Many-Body Quantum Physics
The Mathematical Physics of Cold Quantum Gases
Since the first experimental realization of Bose-Einstein condensation (BEC) in trapped, dilute alkali gases in 1995 the physics of ultracold quantum gases has become a large research field worldwide, both experimentally and theoretically. This is at present also a main research topic in the Mathematical Physics Group.
Basic results, both on dilute, trapped quantum gases and on denser gases in optical lattices, have been obtained in various collaborations involving in particular E. H. Lieb (Princeton University), R. Seiringer (on leave, presently at Princeton University) and J.P. Solovej (Copenhagen University). These include mathematically rigorous derivations of the ground state energy and density of dilute, trapped Bose gases, dimensional reduction in elongated or disc-shaped traps and quantum phase transitions and BEC in optical lattices.
The research up to 2006 is summarized in the monograph The Mathematics of the Bose Gas and its Condensation, available on the website arXiv:cond-mat/0610117. In the past two years the main focus has been on rotating Bose gases and quantized vortices in collaborations between Jean-Bernard Bru, Michele Correggi (Pisa), Peter Pickl (Munich), Tanja Rindler-Daller (Cologne) and Jakob Yngvason.
Physics of many particles, Statistical physics, Thermodynamics
The difficulty to describe a system in detail increases with the number of particles. Statistical descriptions however become more and more precise if the number of particles is increasing. In the thermodynamic limit few properties like energy, volume and entropy suffice to fix the state of the system. Thermodynamics searches for relations between these few properties, statistical physics tries to control the thermodynamic limit and to evaluate these properties. For heavy atoms with many electrons in external fields one can choose several different limiting conditions revealing different aspects.

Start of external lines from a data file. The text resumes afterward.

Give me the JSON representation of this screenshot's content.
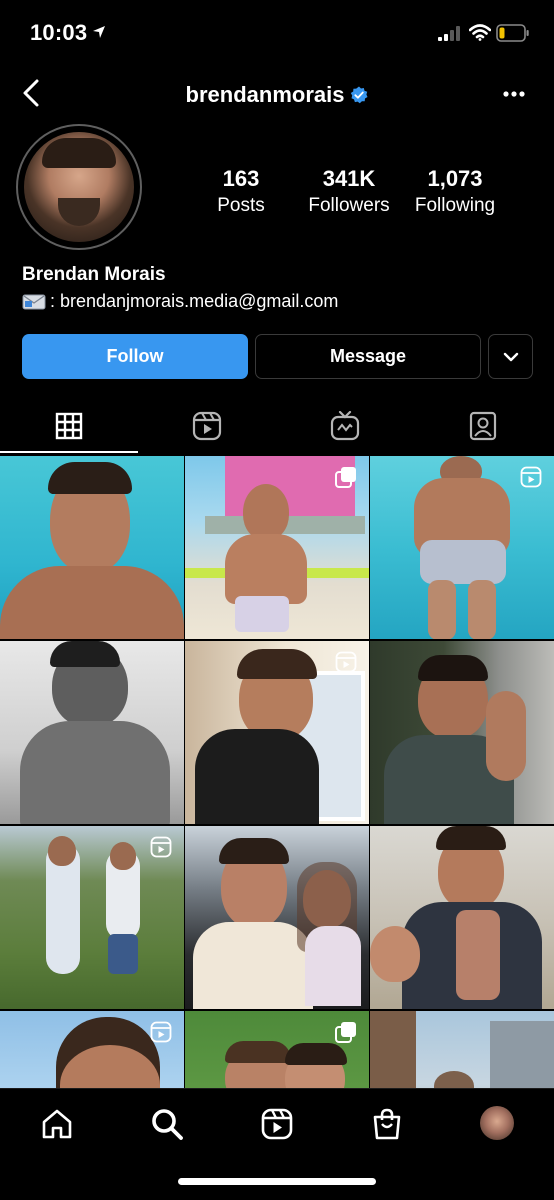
{
  "status_bar": {
    "time": "10:03",
    "icons": [
      "location-arrow-icon",
      "signal-icon",
      "wifi-icon",
      "battery-icon"
    ]
  },
  "header": {
    "username": "brendanmorais",
    "verified": true,
    "back_icon": "chevron-left-icon",
    "more_icon": "ellipsis-icon"
  },
  "profile": {
    "full_name": "Brendan Morais",
    "bio_icon": "envelope-emoji",
    "bio_text": ": brendanjmorais.media@gmail.com",
    "stats": {
      "posts": {
        "value": "163",
        "label": "Posts"
      },
      "followers": {
        "value": "341K",
        "label": "Followers"
      },
      "following": {
        "value": "1,073",
        "label": "Following"
      }
    }
  },
  "actions": {
    "follow": "Follow",
    "message": "Message",
    "more_icon": "chevron-down-icon"
  },
  "tabs": [
    {
      "name": "posts-grid",
      "icon": "grid-icon",
      "active": true
    },
    {
      "name": "reels",
      "icon": "reels-icon",
      "active": false
    },
    {
      "name": "igtv",
      "icon": "igtv-icon",
      "active": false
    },
    {
      "name": "tagged",
      "icon": "tagged-icon",
      "active": false
    }
  ],
  "grid": [
    {
      "type": "photo",
      "scene": "pool",
      "badge": ""
    },
    {
      "type": "carousel",
      "scene": "beach-lifeguard",
      "badge": "carousel-icon"
    },
    {
      "type": "reel",
      "scene": "pool-swim",
      "badge": "reels-icon"
    },
    {
      "type": "photo",
      "scene": "bw-portrait",
      "badge": ""
    },
    {
      "type": "reel",
      "scene": "indoor-window",
      "badge": "reels-icon"
    },
    {
      "type": "photo",
      "scene": "plants-portrait",
      "badge": ""
    },
    {
      "type": "reel",
      "scene": "garden-pair",
      "badge": "reels-icon"
    },
    {
      "type": "photo",
      "scene": "car-selfie",
      "badge": ""
    },
    {
      "type": "photo",
      "scene": "beach-plaid",
      "badge": ""
    },
    {
      "type": "reel",
      "scene": "closeup-sky",
      "badge": "reels-icon"
    },
    {
      "type": "carousel",
      "scene": "hedge-pair",
      "badge": "carousel-icon"
    },
    {
      "type": "photo",
      "scene": "patio",
      "badge": ""
    }
  ],
  "bottom_nav": [
    "home-icon",
    "search-icon",
    "reels-icon",
    "shop-icon",
    "profile-avatar"
  ],
  "colors": {
    "background": "#000000",
    "follow_button": "#3897f0",
    "verified": "#3897f0",
    "border": "#3a3a3a"
  }
}
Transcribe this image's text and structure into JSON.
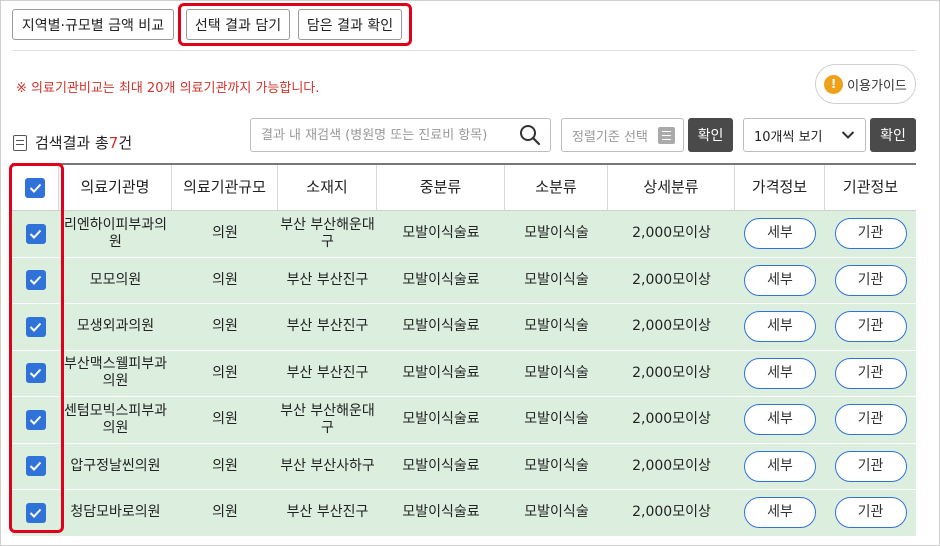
{
  "top_buttons": {
    "region_compare": "지역별·규모별 금액 비교",
    "add_selected": "선택 결과 담기",
    "check_saved": "담은 결과 확인"
  },
  "notice": "※ 의료기관비교는 최대 20개 의료기관까지 가능합니다.",
  "guide_button": "이용가이드",
  "result": {
    "prefix": "검색결과 총",
    "count": "7",
    "suffix": "건"
  },
  "search": {
    "placeholder": "결과 내 재검색 (병원명 또는 진료비 항목)",
    "value": ""
  },
  "sort": {
    "placeholder": "정렬기준 선택"
  },
  "confirm_label": "확인",
  "per_page": {
    "selected": "10개씩 보기"
  },
  "table": {
    "headers": [
      "의료기관명",
      "의료기관규모",
      "소재지",
      "중분류",
      "소분류",
      "상세분류",
      "가격정보",
      "기관정보"
    ],
    "rows": [
      {
        "name": "리엔하이피부과의원",
        "size": "의원",
        "location": "부산 부산해운대구",
        "mid": "모발이식술료",
        "sub": "모발이식술",
        "detail": "2,000모이상",
        "price_btn": "세부",
        "inst_btn": "기관"
      },
      {
        "name": "모모의원",
        "size": "의원",
        "location": "부산 부산진구",
        "mid": "모발이식술료",
        "sub": "모발이식술",
        "detail": "2,000모이상",
        "price_btn": "세부",
        "inst_btn": "기관"
      },
      {
        "name": "모생외과의원",
        "size": "의원",
        "location": "부산 부산진구",
        "mid": "모발이식술료",
        "sub": "모발이식술",
        "detail": "2,000모이상",
        "price_btn": "세부",
        "inst_btn": "기관"
      },
      {
        "name": "부산맥스웰피부과의원",
        "size": "의원",
        "location": "부산 부산진구",
        "mid": "모발이식술료",
        "sub": "모발이식술",
        "detail": "2,000모이상",
        "price_btn": "세부",
        "inst_btn": "기관"
      },
      {
        "name": "센텀모빅스피부과의원",
        "size": "의원",
        "location": "부산 부산해운대구",
        "mid": "모발이식술료",
        "sub": "모발이식술",
        "detail": "2,000모이상",
        "price_btn": "세부",
        "inst_btn": "기관"
      },
      {
        "name": "압구정날씬의원",
        "size": "의원",
        "location": "부산 부산사하구",
        "mid": "모발이식술료",
        "sub": "모발이식술",
        "detail": "2,000모이상",
        "price_btn": "세부",
        "inst_btn": "기관"
      },
      {
        "name": "청담모바로의원",
        "size": "의원",
        "location": "부산 부산진구",
        "mid": "모발이식술료",
        "sub": "모발이식술",
        "detail": "2,000모이상",
        "price_btn": "세부",
        "inst_btn": "기관"
      }
    ]
  },
  "colors": {
    "accent_red": "#e0001a",
    "checkbox_blue": "#2f72d8",
    "row_green": "#dcefde",
    "dark_button": "#4a4a4a"
  }
}
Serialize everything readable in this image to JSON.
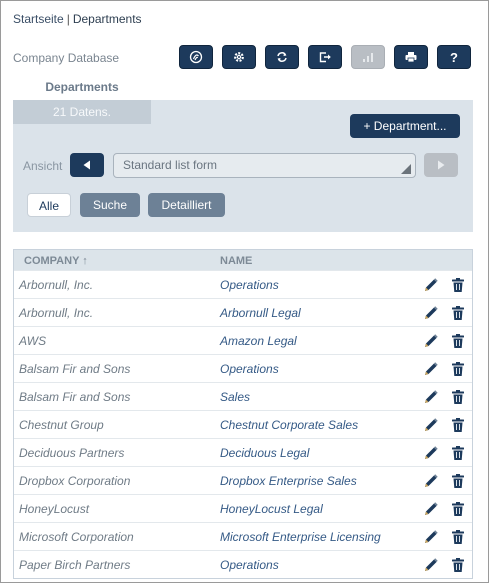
{
  "breadcrumb": {
    "home": "Startseite",
    "separator": "|",
    "current": "Departments"
  },
  "database_name": "Company Database",
  "toolbar": {
    "buttons": [
      {
        "icon": "fingerprint-icon",
        "enabled": true
      },
      {
        "icon": "gear-icon",
        "enabled": true
      },
      {
        "icon": "refresh-icon",
        "enabled": true
      },
      {
        "icon": "export-icon",
        "enabled": true
      },
      {
        "icon": "chart-icon",
        "enabled": false
      },
      {
        "icon": "print-icon",
        "enabled": true
      },
      {
        "icon": "help-icon",
        "label": "?",
        "enabled": true
      }
    ]
  },
  "tab": {
    "label": "Departments",
    "count": "21 Datens."
  },
  "add_button": "+ Department...",
  "view": {
    "label": "Ansicht",
    "selected": "Standard list form"
  },
  "filters": {
    "all": "Alle",
    "search": "Suche",
    "detailed": "Detailliert",
    "active": "all"
  },
  "table": {
    "columns": [
      "COMPANY ↑",
      "NAME"
    ],
    "rows": [
      {
        "company": "Arbornull, Inc.",
        "name": "Operations"
      },
      {
        "company": "Arbornull, Inc.",
        "name": "Arbornull Legal"
      },
      {
        "company": "AWS",
        "name": "Amazon Legal"
      },
      {
        "company": "Balsam Fir and Sons",
        "name": "Operations"
      },
      {
        "company": "Balsam Fir and Sons",
        "name": "Sales"
      },
      {
        "company": "Chestnut Group",
        "name": "Chestnut Corporate Sales"
      },
      {
        "company": "Deciduous Partners",
        "name": "Deciduous Legal"
      },
      {
        "company": "Dropbox Corporation",
        "name": "Dropbox Enterprise Sales"
      },
      {
        "company": "HoneyLocust",
        "name": "HoneyLocust Legal"
      },
      {
        "company": "Microsoft Corporation",
        "name": "Microsoft Enterprise Licensing"
      },
      {
        "company": "Paper Birch Partners",
        "name": "Operations"
      }
    ]
  },
  "colors": {
    "primary": "#1d3a5c",
    "panel": "#dbe3ea",
    "disabled": "#b9bec4",
    "link": "#355a86"
  }
}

Both in statistical physics and in quantum field theory we deal with systems having infinitely many degrees of freedom. Therefore the two research areas are closely related.